Feedback is an indispensable element for effective career management. It can be generated through self-assessment instruments, such as the Myers Briggs Type Indicator® used in ACHE’s Personality Type Assessment, or can be provided by colleagues through assessment instruments that provide quantitative data describing some aspect of our performance. For instance, ACHE offers the Benchmarks® 360-degree leadership assessment, which captures information from your boss, peers, and direct reports. Quantitative data presents measurements of your aptitude and achievement while qualitative results express a more opinion-based evaluation of quality. But no matter what form the feedback takes, its full value cannot be realized unless it is acted upon. Read on to find out how to give effective feedback and act on the feedback you receive.

Will feedback provide absolute answers to what I should do?

When receiving quantitative feedback one must first “come to terms” with the data before the numbers become useful information. Data are neutral and must be critically examined. You have to make decisions about data and what they mean. Ask yourself, “Do the results square with other feedback I’ve received?” If they don’t, maybe their validity or reliability needs to be examined. The situation and circumstances that exist when you collect quantitative feedback can influence results. One CEO whose feedback from direct reports came out only mediocre was surprisingly delighted. Why? His answer was, “I was brought into my job to turn this place around. It was painful and staff were hurting when they answered this. But look, they don’t think I’m terrible.”

I’m uncomfortable giving feedback. Is there a way to make the experience more positive?

Qualitative feedback can also be challenging to give and receive. Such feedback often occurs in face-to-face situations such as between a boss and subordinate or a mentor and protégé. Often the information being conveyed is based on perceptions of behavior. Perceptions are personalized and subject to different interpretations. To eliminate misunderstanding and skepticism, qualitative feedback should be specific and sincere and it should describe the personal impact of the behavior under discussion. Provide examples of behavior and acknowledge that the observations are perceptions, remaining open to the colleague’s reactions and requests for clarification.

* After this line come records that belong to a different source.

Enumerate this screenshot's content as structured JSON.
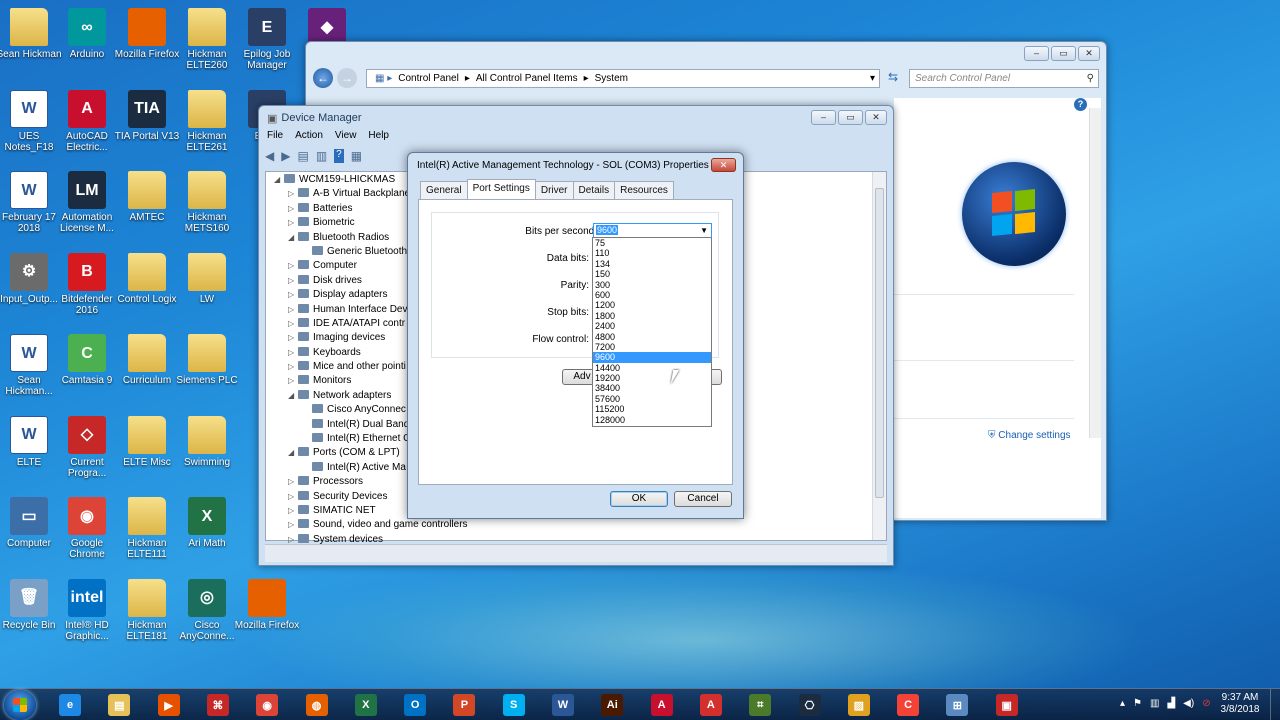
{
  "desktop_icons": [
    {
      "label": "Sean Hickman",
      "glyph": "",
      "kind": "folder"
    },
    {
      "label": "Arduino",
      "glyph": "∞",
      "color": "#00979d"
    },
    {
      "label": "Mozilla Firefox",
      "glyph": "",
      "color": "#e66000"
    },
    {
      "label": "Hickman ELTE260",
      "glyph": "",
      "kind": "folder"
    },
    {
      "label": "Epilog Job Manager",
      "glyph": "E",
      "color": "#2a3f66"
    },
    {
      "label": "",
      "glyph": "◆",
      "color": "#68217a"
    },
    {
      "label": "UES Notes_F18",
      "glyph": "W",
      "kind": "word"
    },
    {
      "label": "AutoCAD Electric...",
      "glyph": "A",
      "color": "#c8102e"
    },
    {
      "label": "TIA Portal V13",
      "glyph": "TIA",
      "color": "#1b2c40"
    },
    {
      "label": "Hickman ELTE261",
      "glyph": "",
      "kind": "folder"
    },
    {
      "label": "Ex Te",
      "glyph": "",
      "color": "#2a3f66"
    },
    {
      "label": "February 17 2018",
      "glyph": "W",
      "kind": "word"
    },
    {
      "label": "Automation License M...",
      "glyph": "LM",
      "color": "#1b2c40"
    },
    {
      "label": "AMTEC",
      "glyph": "",
      "kind": "folder"
    },
    {
      "label": "Hickman METS160",
      "glyph": "",
      "kind": "folder"
    },
    {
      "label": "Input_Outp...",
      "glyph": "⚙",
      "color": "#6b6b6b"
    },
    {
      "label": "Bitdefender 2016",
      "glyph": "B",
      "color": "#d71920"
    },
    {
      "label": "Control Logix",
      "glyph": "",
      "kind": "folder"
    },
    {
      "label": "LW",
      "glyph": "",
      "kind": "folder"
    },
    {
      "label": "Sean Hickman...",
      "glyph": "W",
      "kind": "word"
    },
    {
      "label": "Camtasia 9",
      "glyph": "C",
      "color": "#4caf50"
    },
    {
      "label": "Curriculum",
      "glyph": "",
      "kind": "folder"
    },
    {
      "label": "Siemens PLC",
      "glyph": "",
      "kind": "folder"
    },
    {
      "label": "ELTE",
      "glyph": "W",
      "kind": "word"
    },
    {
      "label": "Current Progra...",
      "glyph": "◇",
      "color": "#c62828"
    },
    {
      "label": "ELTE Misc",
      "glyph": "",
      "kind": "folder"
    },
    {
      "label": "Swimming",
      "glyph": "",
      "kind": "folder"
    },
    {
      "label": "Computer",
      "glyph": "▭",
      "color": "#3c6ea8"
    },
    {
      "label": "Google Chrome",
      "glyph": "◉",
      "color": "#db4437"
    },
    {
      "label": "Hickman ELTE111",
      "glyph": "",
      "kind": "folder"
    },
    {
      "label": "Ari Math",
      "glyph": "X",
      "color": "#217346"
    },
    {
      "label": "Recycle Bin",
      "glyph": "🗑",
      "color": "#7aa0c8"
    },
    {
      "label": "Intel® HD Graphic...",
      "glyph": "intel",
      "color": "#0071c5"
    },
    {
      "label": "Hickman ELTE181",
      "glyph": "",
      "kind": "folder"
    },
    {
      "label": "Cisco AnyConne...",
      "glyph": "◎",
      "color": "#1b6e5b"
    },
    {
      "label": "Mozilla Firefox",
      "glyph": "",
      "color": "#e66000"
    }
  ],
  "control_panel": {
    "breadcrumb": [
      "Control Panel",
      "All Control Panel Items",
      "System"
    ],
    "search_placeholder": "Search Control Panel",
    "change_settings": "Change settings"
  },
  "device_manager": {
    "title": "Device Manager",
    "menu": [
      "File",
      "Action",
      "View",
      "Help"
    ],
    "root": "WCM159-LHICKMAS",
    "tree": [
      {
        "label": "A-B Virtual Backplane",
        "level": 1,
        "toggle": "▷"
      },
      {
        "label": "Batteries",
        "level": 1,
        "toggle": "▷"
      },
      {
        "label": "Biometric",
        "level": 1,
        "toggle": "▷"
      },
      {
        "label": "Bluetooth Radios",
        "level": 1,
        "toggle": "◢"
      },
      {
        "label": "Generic Bluetooth",
        "level": 2,
        "toggle": ""
      },
      {
        "label": "Computer",
        "level": 1,
        "toggle": "▷"
      },
      {
        "label": "Disk drives",
        "level": 1,
        "toggle": "▷"
      },
      {
        "label": "Display adapters",
        "level": 1,
        "toggle": "▷"
      },
      {
        "label": "Human Interface Devi",
        "level": 1,
        "toggle": "▷"
      },
      {
        "label": "IDE ATA/ATAPI contr",
        "level": 1,
        "toggle": "▷"
      },
      {
        "label": "Imaging devices",
        "level": 1,
        "toggle": "▷"
      },
      {
        "label": "Keyboards",
        "level": 1,
        "toggle": "▷"
      },
      {
        "label": "Mice and other pointi",
        "level": 1,
        "toggle": "▷"
      },
      {
        "label": "Monitors",
        "level": 1,
        "toggle": "▷"
      },
      {
        "label": "Network adapters",
        "level": 1,
        "toggle": "◢"
      },
      {
        "label": "Cisco AnyConnec",
        "level": 2,
        "toggle": ""
      },
      {
        "label": "Intel(R) Dual Band",
        "level": 2,
        "toggle": ""
      },
      {
        "label": "Intel(R) Ethernet C",
        "level": 2,
        "toggle": ""
      },
      {
        "label": "Ports (COM & LPT)",
        "level": 1,
        "toggle": "◢"
      },
      {
        "label": "Intel(R) Active Ma",
        "level": 2,
        "toggle": ""
      },
      {
        "label": "Processors",
        "level": 1,
        "toggle": "▷"
      },
      {
        "label": "Security Devices",
        "level": 1,
        "toggle": "▷"
      },
      {
        "label": "SIMATIC NET",
        "level": 1,
        "toggle": "▷"
      },
      {
        "label": "Sound, video and game controllers",
        "level": 1,
        "toggle": "▷"
      },
      {
        "label": "System devices",
        "level": 1,
        "toggle": "▷"
      }
    ]
  },
  "dialog": {
    "title": "Intel(R) Active Management Technology - SOL (COM3) Properties",
    "close": "✕",
    "tabs": [
      "General",
      "Port Settings",
      "Driver",
      "Details",
      "Resources"
    ],
    "active_tab": "Port Settings",
    "fields": [
      "Bits per second:",
      "Data bits:",
      "Parity:",
      "Stop bits:",
      "Flow control:"
    ],
    "bits_per_second": "9600",
    "options": [
      "75",
      "110",
      "134",
      "150",
      "300",
      "600",
      "1200",
      "1800",
      "2400",
      "4800",
      "7200",
      "9600",
      "14400",
      "19200",
      "38400",
      "57600",
      "115200",
      "128000"
    ],
    "selected_option": "9600",
    "advanced_label": "Adv",
    "restore_label": "s",
    "ok": "OK",
    "cancel": "Cancel"
  },
  "taskbar": {
    "apps": [
      {
        "name": "ie",
        "glyph": "e",
        "color": "#1e88e5"
      },
      {
        "name": "explorer",
        "glyph": "▤",
        "color": "#e6c15a"
      },
      {
        "name": "media",
        "glyph": "▶",
        "color": "#e65100"
      },
      {
        "name": "acrobat",
        "glyph": "⌘",
        "color": "#c62828"
      },
      {
        "name": "chrome",
        "glyph": "◉",
        "color": "#db4437"
      },
      {
        "name": "firefox",
        "glyph": "◍",
        "color": "#e66000"
      },
      {
        "name": "excel",
        "glyph": "X",
        "color": "#217346"
      },
      {
        "name": "outlook",
        "glyph": "O",
        "color": "#0072c6"
      },
      {
        "name": "powerpoint",
        "glyph": "P",
        "color": "#d24726"
      },
      {
        "name": "skype",
        "glyph": "S",
        "color": "#00aff0"
      },
      {
        "name": "word",
        "glyph": "W",
        "color": "#2b5797"
      },
      {
        "name": "illustrator",
        "glyph": "Ai",
        "color": "#4a1a00"
      },
      {
        "name": "autocad",
        "glyph": "A",
        "color": "#c8102e"
      },
      {
        "name": "autocad2",
        "glyph": "A",
        "color": "#d32f2f"
      },
      {
        "name": "tia",
        "glyph": "⌗",
        "color": "#4a7a2a"
      },
      {
        "name": "network",
        "glyph": "⎔",
        "color": "#1b2c40"
      },
      {
        "name": "draw",
        "glyph": "▨",
        "color": "#e0a020"
      },
      {
        "name": "camtasia",
        "glyph": "C",
        "color": "#f44336"
      },
      {
        "name": "devices",
        "glyph": "⊞",
        "color": "#5a8ac0"
      },
      {
        "name": "toolbox",
        "glyph": "▣",
        "color": "#c62828"
      }
    ],
    "time": "9:37 AM",
    "date": "3/8/2018"
  }
}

In completing a self-assessment, one should avoid trying to produce outcomes that “validate” one’s ideal self. When rating others, executives should attempt to separate situational influences from the trait under consideration—such as leadership or personality. It is especially important for peers in highly structured cultures to avoid adhering to unwritten codes of solidarity, such as always rating a fellow executive at three or above on a five-point scale. Remember that the purpose of evaluation is to help the subject improve.

What if I receive negative reviews?

When receiving qualitative feedback, listen to the whole story without interrupting or interjecting objections. If the feedback has been general, seek specific examples and guidance for corrective action. Sometimes comments are unexpectedly critical. In these instances, anticipate an emotional surge and hold off on a comprehensive response until enough time passes for that energy to dissipate and cool reflection can occur. This is a forum for constructive input, not punitive attacks.

How should I use the feedback?

Capitalizing on feedback involves personal goal setting. Too often, getting the feedback is all that happens. To make change happen, we have to create space in our life for the effort to change and be persistent. We must give our goals a high priority on our time, attention, and energy.

A good goal is specific, measurable, and attainable. If you want to become proficient using graphics on a personal computer, specify that “I will learn to create a 10-minute presentation using PowerPoint or Presentation software.” The goal should also be relevant. There are many competing priorities in life; if you are going to change some aspect of your behavior, it should benefit your career and/or personal life. And finally, you should create a schedule with milestones. What is the one best first step? Write it down! Remember that establishing and realizing goals is another area of endeavor that is enhanced by involving others for support and encouragement. By making a public commitment, you increase the challenge and motivation to succeed.

Myers Briggs Type Indicator is a registered trademark of Consulting Psychologists Press, Inc. Benchmarks is a registered trademark of the Center for Creative Leadership.